- Calls on the International Ice Hockey Federation to suspend its plan to hold the 2014 International World Ice Hockey championship in Minsk, Belarus – a major sporting event which the Belarusan government plans to use to legitimize its unjust rule, just as the Chinese Communist Party used the 2008 Olympics.
Chairman Smith’s bill was originally passed by the House of Representatives on July 6, 2011. (Click here to read Smith’s floor remarks during House debate.) In anticipation of the tragic one-year anniversary of the crackdown, and the desire of Senate leaders to send a strong message to the dictator Lukashenka, Rep. Smith’s bill was “hotlined” in the Senate, which made technical amendments requested by the State Dep’t, approved by unanimous consent on December 14, and, in view of the amendments, was scheduled for final passage by the House. The House debate on the bill fortuitously came on the December 19 commemoration of the crackdown that inspired the legislation. (Click here to read Congressman Smith’s floor remarks.) Final passage by voice vote came on December 20.
“This new law will send a powerful message to the Belarusan dictator,” said Smith, a long-time advocate for human rights and democracy in Belarus and other countries of the former Soviet Union. “This law addresses the two indispensable tools of every dictator – security services and propaganda.
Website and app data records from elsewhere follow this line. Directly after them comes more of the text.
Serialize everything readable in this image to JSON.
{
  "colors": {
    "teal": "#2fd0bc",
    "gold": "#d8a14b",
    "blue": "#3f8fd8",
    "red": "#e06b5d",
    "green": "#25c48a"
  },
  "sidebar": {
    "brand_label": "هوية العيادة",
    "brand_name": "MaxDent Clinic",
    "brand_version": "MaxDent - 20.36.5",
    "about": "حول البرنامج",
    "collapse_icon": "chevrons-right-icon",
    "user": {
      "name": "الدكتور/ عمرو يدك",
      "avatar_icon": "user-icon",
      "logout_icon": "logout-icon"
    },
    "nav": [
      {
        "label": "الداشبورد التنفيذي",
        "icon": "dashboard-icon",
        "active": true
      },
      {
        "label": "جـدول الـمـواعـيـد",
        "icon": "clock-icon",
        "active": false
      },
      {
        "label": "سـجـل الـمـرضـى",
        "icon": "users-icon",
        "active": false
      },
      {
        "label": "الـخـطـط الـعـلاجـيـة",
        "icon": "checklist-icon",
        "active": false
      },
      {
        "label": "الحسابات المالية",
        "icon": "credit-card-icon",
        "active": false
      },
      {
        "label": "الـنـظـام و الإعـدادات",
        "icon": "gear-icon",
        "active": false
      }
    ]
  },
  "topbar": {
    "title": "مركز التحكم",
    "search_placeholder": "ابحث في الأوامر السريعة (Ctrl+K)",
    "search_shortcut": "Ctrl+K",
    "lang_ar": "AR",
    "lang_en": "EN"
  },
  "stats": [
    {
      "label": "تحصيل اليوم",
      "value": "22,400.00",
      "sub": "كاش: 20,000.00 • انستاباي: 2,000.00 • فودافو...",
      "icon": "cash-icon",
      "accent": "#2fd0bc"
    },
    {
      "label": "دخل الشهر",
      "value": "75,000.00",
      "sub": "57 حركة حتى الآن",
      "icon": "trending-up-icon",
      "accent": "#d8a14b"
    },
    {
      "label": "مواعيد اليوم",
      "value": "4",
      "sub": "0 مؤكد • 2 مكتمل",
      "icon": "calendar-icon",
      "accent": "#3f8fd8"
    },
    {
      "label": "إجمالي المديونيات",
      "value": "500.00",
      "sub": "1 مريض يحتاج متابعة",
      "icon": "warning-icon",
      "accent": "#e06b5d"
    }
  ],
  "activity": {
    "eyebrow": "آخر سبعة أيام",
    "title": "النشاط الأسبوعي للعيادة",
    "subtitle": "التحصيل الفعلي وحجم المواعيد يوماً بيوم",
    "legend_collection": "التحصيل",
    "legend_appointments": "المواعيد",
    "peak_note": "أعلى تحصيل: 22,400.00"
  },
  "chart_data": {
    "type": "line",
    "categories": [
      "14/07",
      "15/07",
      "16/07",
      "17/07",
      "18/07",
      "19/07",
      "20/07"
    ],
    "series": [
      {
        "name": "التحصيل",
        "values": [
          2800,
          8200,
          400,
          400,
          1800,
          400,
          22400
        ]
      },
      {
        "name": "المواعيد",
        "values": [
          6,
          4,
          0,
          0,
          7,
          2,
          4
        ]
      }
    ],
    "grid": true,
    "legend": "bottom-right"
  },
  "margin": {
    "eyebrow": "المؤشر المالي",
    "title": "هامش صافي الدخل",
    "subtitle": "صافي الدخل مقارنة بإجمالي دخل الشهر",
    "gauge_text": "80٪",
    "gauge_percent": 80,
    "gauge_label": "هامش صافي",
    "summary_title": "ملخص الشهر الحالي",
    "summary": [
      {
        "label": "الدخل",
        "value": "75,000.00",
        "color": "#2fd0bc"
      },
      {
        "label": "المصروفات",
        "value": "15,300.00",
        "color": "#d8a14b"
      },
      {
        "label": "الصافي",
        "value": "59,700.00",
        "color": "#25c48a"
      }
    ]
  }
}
It puts Lukashenka’s secret police on notice that we are paying attention to who they are and what they do. And it gathers information on how he is expanding his control over the Internet in Belarus. It also sends a signal to the Belarusan people – the United States government hasn’t forgotten what happened last December, and we stand in solidarity with them, not their oppressor Lukashenka and his henchmen.”
On December 19, 2011, Rep. Smith held a press conference at which he called for the release of Belarusan political prisoners. One of the speakers at the press conference was Irina Krasovskaya, whose husband was kidnapped and presumed murdered in 1999 by Belarusan secret police. She is now president of the We Remember Foundation and was on the square in Minsk one year ago with friends when police beat and arrested the protestors, and she was also in Minsk one week ago to meet with the families of political prisoners.
“The situation today is even worse than it is described in the press,” Ms. Krasovskaya said. “The physical pressure on political prisoners is dramatically increasing, and I believe that now there is a real threat to the lives of political prisoners. Please do not allow Lukashenko to kill again (as happened in 1999 with political kidnapping and extrajudicial execution of his opponents). The release and rehabilitation of all political prisoners can become the first step in the effort to save ten million people from dictatorship and create a new democratic and free Belarus.” (Click here to read the rest of Ms. Krasovskaya’s statement.)
In November Smith chaired a Helsinki Commission hearing on Lukashenka’s post-election crackdown, at which Ales Mikhalevich, an opposition candidate for the presidency, described how he was jailed and tortured following the election. It was in response to revelations made at this hearing, building on a long record of violent harassment of the democratic opposition, which has included torture and murder, that Smith pledged to push for an indictment of Lukashenka by the International Criminal Court for crimes against humanity. Lukashenka’s long record of egregious human rights abuses has been amply documented by the U.S. State Department in its annual Country Reports on Human Rights. In 2009, Chairman Smith, along with Helsinki Commission Co-Chairman Sen. Ben Cardin (MD) and other members of the Helsinki Commission, met with Lukashenka in Minsk.
The Commission on Security and Cooperation in Europe, also known as the U.S. Helsinki Commission, is an independent agency of the Federal Government charged with monitoring compliance with the Helsinki Accords and advancing comprehensive security through promotion of human rights, democracy, and economic, environmental and military cooperation in 56 countries. The Commission consists of nine members from the U.S. Senate, nine from the House of Representatives, and one member each from the Departments of State, Defense, and Commerce.